The rise of emerging market megacities as magnets for regional wealth and talent has been the most significant contributor to shifting the world’s focal point of economic activity. McKinsey Global Institute research suggests that from now until 2025, one-third of world growth will come from the key Western capitals and emerging market megacities, one-third from the heavily populous middle-weight cities of emerging markets, and one-third from small cities and rural areas in developing countries.
There are far more functional cities in the world today than there are viable states. Indeed, cities are often the islands of governance and order in far weaker states where they extract whatever rents they can from the surrounding country while also being indifferent to it. This is how Lagos views Nigeria, Karachi views Pakistan, and Mumbai views India: the less interference from the capital, the better.
It is, of course, very difficult if not impossible to neatly disentangle the interdependencies between city and state, whether territorially, demographically, economically, ecologically, or socially. That is not the point. Across the world, city leaders and their key businesses set up Special Economic Zones and directly recruit investors into their orbit to ensure that their workers are hired and benefits accrue locally rather than nationally. This is all the sovereignty they want.

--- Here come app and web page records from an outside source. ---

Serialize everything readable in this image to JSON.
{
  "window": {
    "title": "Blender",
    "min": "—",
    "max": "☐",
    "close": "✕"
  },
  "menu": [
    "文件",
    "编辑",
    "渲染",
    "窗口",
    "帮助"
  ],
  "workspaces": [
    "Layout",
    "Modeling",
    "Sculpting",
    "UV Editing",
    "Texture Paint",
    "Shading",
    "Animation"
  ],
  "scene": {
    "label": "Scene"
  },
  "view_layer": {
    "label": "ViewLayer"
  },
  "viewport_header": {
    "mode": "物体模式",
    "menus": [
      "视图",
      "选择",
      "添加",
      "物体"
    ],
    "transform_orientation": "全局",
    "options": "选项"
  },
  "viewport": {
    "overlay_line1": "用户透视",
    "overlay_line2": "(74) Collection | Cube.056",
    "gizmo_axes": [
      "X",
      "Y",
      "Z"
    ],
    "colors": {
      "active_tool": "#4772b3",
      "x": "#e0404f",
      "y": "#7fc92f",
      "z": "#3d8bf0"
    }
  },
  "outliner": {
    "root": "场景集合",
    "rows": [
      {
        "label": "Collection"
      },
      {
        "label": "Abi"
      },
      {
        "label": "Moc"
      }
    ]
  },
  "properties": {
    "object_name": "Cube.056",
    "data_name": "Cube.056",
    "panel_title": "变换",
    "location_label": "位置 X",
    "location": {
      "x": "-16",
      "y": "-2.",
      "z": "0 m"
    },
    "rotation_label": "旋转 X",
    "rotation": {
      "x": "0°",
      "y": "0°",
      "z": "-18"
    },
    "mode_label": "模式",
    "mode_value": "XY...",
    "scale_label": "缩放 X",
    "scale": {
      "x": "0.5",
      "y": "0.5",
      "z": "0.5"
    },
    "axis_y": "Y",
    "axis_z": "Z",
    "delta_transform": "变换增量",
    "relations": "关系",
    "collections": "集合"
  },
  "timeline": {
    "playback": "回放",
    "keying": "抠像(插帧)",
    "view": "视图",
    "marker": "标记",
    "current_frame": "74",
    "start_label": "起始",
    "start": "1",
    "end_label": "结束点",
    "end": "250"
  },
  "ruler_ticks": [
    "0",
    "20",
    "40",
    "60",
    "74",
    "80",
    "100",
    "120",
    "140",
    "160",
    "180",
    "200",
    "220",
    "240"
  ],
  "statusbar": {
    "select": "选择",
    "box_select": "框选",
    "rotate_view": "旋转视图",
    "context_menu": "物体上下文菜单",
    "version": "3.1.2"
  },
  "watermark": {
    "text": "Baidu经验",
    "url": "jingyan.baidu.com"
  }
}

To that end, entire new districts (sometimes called aerotropolises) have sprung up around airports to evade urban congestion and more efficiently connect to global markets and supply chains. From Chicago’s O’Hare and Washington-Dulles to Seoul’s Incheon Airport, such sites have become the fastest-growing economic geographies, underscoring the intrinsic value of connectivity. For companies moving their headquarters into an aerotropolis, the airport is the gateway to world markets while the nearby city, no matter how large, is just another sales destination. Recreating the world map according to the three dozen mega-cities therefore tells us much more about where the world’s people are and money is than conventional maps of 200 separate countries.
This article is part of World Economic Forum's Beyond GDP series and was first published by World Economic Forum.